We will continue to update this page as further evidence is published.
- Moderna's COVID-19 Vaccine Candidate Meets its Primary Efficacy Endpoint in the First Interim Analysis of the Phase 3 COVE Study. (n.d.). Retrieved December 14, 2020, from https://investors.modernatx.com/news-releases/news-release-details/modernas-covid-19-vaccine-candidate-meets-its-primary-efficacy
- Polack, F., Al., E., For the C4591001 Clinical Trial Group*, Author AffiliationsFrom Fundacion INFANT (F.P.P.) and iTrials-Hospital Militar Central (G.P.M.), Longo, E., F. P. Polack and Others, . . . E. J. Rubin and D. L. Longo. (2020, December 10). Safety and Efficacy of the BNT162b2 mRNA Covid-19 Vaccine: NEJM. Retrieved December 21, 2020, from https://www.nejm.org/doi/10.1056/NEJMoa2034577

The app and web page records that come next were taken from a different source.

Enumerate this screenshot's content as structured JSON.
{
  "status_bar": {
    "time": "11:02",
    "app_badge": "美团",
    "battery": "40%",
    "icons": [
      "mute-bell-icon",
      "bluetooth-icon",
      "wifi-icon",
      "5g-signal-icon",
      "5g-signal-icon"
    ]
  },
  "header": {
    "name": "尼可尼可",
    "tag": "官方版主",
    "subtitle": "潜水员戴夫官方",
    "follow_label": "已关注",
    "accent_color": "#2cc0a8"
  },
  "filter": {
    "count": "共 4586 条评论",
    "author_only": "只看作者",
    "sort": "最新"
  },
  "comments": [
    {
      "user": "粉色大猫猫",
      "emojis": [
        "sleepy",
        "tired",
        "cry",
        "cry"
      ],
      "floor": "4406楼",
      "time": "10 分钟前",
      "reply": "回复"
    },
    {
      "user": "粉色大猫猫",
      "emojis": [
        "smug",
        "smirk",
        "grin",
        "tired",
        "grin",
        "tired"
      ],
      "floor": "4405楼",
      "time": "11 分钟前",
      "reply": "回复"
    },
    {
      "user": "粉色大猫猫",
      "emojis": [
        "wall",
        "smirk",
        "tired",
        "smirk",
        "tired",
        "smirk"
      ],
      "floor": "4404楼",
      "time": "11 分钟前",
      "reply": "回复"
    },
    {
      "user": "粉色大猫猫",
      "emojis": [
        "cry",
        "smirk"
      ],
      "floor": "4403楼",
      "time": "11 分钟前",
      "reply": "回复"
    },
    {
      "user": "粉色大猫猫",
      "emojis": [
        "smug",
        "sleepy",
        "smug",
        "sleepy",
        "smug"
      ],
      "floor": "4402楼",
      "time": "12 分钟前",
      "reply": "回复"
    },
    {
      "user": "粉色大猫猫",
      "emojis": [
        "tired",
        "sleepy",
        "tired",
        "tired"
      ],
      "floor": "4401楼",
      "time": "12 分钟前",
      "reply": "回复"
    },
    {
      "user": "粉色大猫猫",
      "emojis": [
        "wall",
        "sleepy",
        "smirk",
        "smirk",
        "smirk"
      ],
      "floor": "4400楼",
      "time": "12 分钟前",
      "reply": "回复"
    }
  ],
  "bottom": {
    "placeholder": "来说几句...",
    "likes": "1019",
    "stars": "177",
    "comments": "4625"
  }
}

- Safety, tolerability, and immunogenicity of an inactivated ... (n.d.). Retrieved December 14, 2020, from https://www.thelancet.com/journals/laninf/article/PIIS1473-3099(20)30843-4/fulltext
Safety and efficacy of the ChAdOx1 nCoV-19 vaccine ... (n.d.). Retrieved December 15, 2020, from https://www.thelancet.com/lancet/article/s0140-6736(20)32661-1

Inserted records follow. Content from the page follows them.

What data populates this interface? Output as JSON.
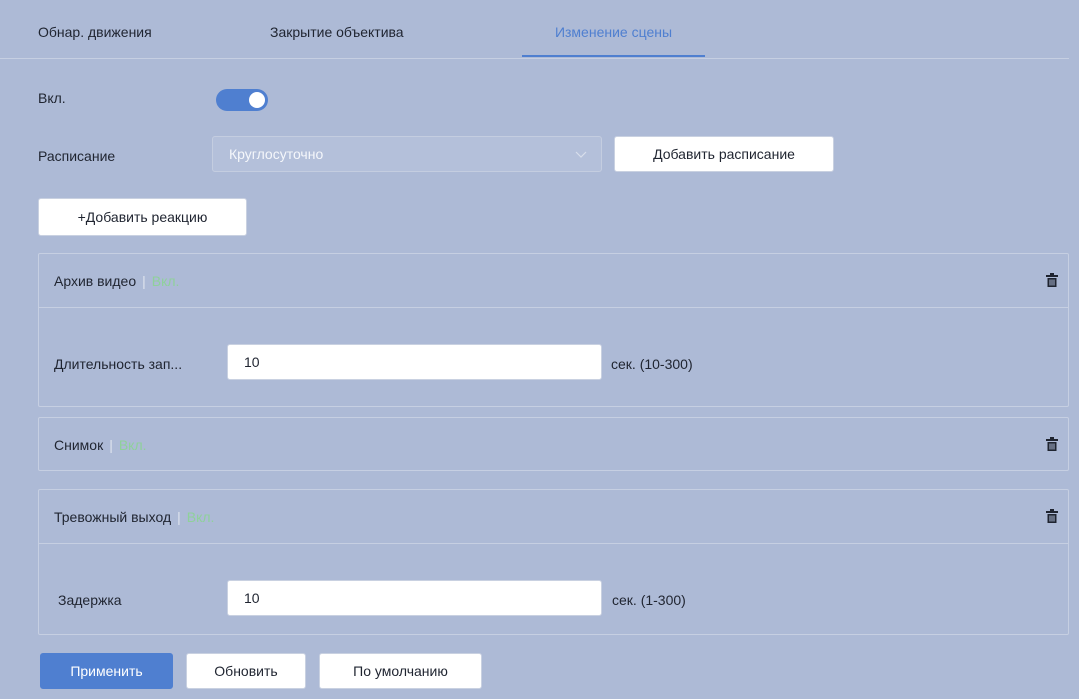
{
  "tabs": [
    {
      "label": "Обнар. движения",
      "active": false
    },
    {
      "label": "Закрытие объектива",
      "active": false
    },
    {
      "label": "Изменение сцены",
      "active": true
    }
  ],
  "enable": {
    "label": "Вкл.",
    "on": true
  },
  "schedule": {
    "label": "Расписание",
    "selected": "Круглосуточно",
    "add_button": "Добавить расписание"
  },
  "add_reaction_button": "+Добавить реакцию",
  "reactions": [
    {
      "title": "Архив видео",
      "status": "Вкл.",
      "field_label": "Длительность зап...",
      "field_value": "10",
      "field_unit": "сек. (10-300)"
    },
    {
      "title": "Снимок",
      "status": "Вкл."
    },
    {
      "title": "Тревожный выход",
      "status": "Вкл.",
      "field_label": "Задержка",
      "field_value": "10",
      "field_unit": "сек. (1-300)"
    }
  ],
  "footer": {
    "apply": "Применить",
    "refresh": "Обновить",
    "default": "По умолчанию"
  },
  "colors": {
    "background": "#adbad6",
    "accent": "#4f7fd0",
    "status_on": "#8fd19a"
  },
  "icons": {
    "trash": "trash-icon",
    "select_arrow": "chevron-down-icon"
  }
}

- Doshi, P. (2020, October 21). Will covid-19 vaccines save lives? Current trials aren't designed to tell us. Retrieved December 15, 2020, from https://www.bmj.com/content/371/bmj.m4037
- New Vaccine Data Is Coming: Watch Out for These 3 Claims (n.d.). Retrieved January 22, 2021, from https://www.wired.com/story/new-vaccine-data-is-coming-watch-out-for-these-3-claims/
- COVID-19 vaccines: The pandemic will not end overnight ... (n.d.). Retrieved December 21, 2020, from https://www.thelancet.com/journals/lanmic/article/PIIS2666-5247(20)30226-3/fulltext
- Draft landscape of COVID-19 candidate vaccines. (n.d.). Retrieved December 15, 2020, from https://www.who.int/publications/m/item/draft-landscape-of-covid-19-candidate-vaccines